┌──

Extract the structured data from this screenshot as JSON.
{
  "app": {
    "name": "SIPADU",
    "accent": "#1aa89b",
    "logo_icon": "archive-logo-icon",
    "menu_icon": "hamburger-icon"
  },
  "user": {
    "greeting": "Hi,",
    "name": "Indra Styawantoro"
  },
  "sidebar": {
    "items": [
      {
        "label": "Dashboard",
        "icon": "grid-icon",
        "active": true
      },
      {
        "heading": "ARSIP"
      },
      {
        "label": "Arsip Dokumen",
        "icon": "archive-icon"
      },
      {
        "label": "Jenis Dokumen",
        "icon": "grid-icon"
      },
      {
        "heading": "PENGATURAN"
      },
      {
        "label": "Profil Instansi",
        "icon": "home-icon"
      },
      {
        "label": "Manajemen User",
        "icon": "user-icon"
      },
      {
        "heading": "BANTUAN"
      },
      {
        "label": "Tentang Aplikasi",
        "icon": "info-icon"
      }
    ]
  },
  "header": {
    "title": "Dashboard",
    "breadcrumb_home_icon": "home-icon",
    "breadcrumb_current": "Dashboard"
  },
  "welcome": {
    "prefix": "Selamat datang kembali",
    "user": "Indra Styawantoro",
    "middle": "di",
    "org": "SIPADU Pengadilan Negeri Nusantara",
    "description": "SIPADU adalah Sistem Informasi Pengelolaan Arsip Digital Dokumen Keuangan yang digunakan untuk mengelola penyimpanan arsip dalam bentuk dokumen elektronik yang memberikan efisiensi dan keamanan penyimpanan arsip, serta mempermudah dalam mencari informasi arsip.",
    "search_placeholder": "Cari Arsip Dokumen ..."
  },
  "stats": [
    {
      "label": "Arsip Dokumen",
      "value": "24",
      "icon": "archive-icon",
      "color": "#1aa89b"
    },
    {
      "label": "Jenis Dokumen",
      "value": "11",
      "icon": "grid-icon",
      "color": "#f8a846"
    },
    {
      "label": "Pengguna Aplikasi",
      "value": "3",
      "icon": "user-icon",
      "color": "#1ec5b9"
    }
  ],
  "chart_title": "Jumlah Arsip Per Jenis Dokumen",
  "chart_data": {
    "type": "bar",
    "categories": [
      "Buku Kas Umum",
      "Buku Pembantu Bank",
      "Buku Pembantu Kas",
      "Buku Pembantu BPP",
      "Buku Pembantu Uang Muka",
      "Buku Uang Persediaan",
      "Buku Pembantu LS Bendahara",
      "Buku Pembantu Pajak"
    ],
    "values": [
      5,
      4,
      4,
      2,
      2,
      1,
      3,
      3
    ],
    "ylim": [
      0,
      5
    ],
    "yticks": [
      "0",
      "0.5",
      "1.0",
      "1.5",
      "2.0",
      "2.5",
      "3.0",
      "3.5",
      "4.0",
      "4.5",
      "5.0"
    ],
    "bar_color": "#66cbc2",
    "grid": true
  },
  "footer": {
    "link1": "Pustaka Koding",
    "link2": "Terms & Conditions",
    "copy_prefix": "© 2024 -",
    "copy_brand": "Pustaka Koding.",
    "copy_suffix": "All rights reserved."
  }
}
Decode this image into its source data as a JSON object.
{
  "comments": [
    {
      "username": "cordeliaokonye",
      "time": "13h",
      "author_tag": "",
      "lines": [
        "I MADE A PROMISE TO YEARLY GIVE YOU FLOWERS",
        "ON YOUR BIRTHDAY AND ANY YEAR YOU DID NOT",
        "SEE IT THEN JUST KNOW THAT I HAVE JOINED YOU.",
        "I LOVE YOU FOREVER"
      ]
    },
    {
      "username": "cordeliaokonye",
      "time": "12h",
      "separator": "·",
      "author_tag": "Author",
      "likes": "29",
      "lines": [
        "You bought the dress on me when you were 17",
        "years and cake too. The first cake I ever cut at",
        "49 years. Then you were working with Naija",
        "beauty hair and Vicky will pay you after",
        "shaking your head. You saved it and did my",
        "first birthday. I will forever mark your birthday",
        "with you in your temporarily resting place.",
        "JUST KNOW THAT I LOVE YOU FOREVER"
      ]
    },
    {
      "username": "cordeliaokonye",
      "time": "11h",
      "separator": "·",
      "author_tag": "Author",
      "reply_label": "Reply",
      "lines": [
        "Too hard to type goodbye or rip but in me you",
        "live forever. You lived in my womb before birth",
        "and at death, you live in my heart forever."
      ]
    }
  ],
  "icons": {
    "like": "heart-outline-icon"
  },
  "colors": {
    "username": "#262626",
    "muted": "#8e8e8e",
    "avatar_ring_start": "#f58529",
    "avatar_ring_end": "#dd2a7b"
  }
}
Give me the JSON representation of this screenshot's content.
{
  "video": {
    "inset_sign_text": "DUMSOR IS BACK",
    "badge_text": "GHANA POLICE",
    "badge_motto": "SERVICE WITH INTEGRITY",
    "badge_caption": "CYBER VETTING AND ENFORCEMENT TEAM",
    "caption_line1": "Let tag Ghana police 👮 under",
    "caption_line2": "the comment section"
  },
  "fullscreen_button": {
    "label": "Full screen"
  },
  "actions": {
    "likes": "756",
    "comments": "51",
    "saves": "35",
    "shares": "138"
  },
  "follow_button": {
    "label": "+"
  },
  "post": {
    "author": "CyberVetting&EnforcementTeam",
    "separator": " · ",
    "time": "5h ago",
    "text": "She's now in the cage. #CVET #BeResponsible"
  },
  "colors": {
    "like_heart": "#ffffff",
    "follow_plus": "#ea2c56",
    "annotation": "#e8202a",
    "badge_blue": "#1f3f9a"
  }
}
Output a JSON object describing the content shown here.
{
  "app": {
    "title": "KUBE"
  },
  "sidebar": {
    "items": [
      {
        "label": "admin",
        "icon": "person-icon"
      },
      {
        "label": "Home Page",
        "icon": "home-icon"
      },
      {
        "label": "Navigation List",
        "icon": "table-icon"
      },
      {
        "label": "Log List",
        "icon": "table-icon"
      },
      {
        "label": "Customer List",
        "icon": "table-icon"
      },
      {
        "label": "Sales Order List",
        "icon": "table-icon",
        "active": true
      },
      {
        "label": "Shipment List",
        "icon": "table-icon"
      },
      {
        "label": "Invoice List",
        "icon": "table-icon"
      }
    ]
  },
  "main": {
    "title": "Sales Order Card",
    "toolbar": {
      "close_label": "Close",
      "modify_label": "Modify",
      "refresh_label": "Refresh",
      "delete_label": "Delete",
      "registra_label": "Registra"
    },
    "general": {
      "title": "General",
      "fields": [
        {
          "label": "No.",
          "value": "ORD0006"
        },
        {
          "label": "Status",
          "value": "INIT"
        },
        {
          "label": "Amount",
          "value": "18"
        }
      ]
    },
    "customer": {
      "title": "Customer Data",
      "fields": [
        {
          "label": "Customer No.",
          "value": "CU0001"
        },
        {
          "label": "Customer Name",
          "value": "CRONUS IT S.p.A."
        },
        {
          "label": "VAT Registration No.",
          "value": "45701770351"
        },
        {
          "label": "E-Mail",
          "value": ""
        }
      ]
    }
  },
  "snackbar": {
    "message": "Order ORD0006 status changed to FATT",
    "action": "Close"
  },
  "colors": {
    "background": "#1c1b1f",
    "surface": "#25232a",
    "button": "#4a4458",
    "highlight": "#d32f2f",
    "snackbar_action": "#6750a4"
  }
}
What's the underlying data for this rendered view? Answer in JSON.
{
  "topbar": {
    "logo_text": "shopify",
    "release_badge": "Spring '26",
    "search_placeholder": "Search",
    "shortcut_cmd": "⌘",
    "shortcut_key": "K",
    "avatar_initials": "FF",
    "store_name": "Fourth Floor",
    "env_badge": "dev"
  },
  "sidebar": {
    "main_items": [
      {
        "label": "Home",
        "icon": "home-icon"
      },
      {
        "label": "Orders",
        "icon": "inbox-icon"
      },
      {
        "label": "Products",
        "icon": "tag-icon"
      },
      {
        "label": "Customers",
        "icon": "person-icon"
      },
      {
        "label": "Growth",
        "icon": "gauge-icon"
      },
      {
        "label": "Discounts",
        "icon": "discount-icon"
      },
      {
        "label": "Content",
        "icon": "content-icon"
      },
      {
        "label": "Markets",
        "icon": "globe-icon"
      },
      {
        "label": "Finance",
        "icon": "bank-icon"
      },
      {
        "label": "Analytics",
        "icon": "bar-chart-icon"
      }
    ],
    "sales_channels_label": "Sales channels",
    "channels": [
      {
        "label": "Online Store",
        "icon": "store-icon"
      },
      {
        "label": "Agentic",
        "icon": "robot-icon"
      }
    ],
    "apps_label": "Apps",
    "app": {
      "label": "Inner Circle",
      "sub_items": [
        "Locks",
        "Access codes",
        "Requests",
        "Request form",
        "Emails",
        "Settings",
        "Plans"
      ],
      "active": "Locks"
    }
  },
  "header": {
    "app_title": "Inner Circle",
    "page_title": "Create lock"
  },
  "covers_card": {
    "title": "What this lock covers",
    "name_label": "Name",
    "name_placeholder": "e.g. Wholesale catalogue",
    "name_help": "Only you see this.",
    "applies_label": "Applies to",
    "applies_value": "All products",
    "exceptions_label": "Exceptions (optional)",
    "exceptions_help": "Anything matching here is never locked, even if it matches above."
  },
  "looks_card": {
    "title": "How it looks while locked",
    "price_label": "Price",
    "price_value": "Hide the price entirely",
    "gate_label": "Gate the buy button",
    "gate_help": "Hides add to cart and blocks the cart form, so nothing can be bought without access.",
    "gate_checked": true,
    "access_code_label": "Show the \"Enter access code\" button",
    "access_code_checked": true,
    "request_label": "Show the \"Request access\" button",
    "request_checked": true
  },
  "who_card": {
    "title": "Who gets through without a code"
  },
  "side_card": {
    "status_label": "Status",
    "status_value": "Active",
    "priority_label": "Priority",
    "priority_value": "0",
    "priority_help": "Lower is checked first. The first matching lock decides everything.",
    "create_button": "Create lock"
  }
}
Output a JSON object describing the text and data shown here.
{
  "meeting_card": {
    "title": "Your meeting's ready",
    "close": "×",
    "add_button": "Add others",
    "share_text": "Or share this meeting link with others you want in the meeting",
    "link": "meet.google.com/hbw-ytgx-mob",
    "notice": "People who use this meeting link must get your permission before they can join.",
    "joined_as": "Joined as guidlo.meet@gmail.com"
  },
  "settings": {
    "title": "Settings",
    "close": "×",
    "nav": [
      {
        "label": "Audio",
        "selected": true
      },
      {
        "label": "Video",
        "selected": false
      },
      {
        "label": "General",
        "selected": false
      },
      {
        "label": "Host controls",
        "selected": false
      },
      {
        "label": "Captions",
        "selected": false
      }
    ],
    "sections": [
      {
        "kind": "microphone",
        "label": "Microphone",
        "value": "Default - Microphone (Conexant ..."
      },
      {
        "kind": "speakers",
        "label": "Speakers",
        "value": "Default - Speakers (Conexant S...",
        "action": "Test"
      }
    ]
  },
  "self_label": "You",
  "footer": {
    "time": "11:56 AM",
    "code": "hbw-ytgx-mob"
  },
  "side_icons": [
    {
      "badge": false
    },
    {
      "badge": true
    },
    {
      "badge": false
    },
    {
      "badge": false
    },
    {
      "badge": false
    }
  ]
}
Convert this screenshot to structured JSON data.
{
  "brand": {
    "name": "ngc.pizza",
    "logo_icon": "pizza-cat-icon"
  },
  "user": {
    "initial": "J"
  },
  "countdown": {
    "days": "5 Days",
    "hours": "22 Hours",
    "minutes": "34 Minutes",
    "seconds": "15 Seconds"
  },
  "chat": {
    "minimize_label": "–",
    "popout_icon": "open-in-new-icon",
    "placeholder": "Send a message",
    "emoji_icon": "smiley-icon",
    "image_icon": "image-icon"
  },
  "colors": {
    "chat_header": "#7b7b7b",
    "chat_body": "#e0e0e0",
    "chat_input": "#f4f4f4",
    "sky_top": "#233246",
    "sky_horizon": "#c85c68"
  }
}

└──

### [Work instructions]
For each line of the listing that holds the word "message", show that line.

### [Result for this task]
    "message": "Order ORD0006 status changed to FATT",
    "placeholder": "Send a message",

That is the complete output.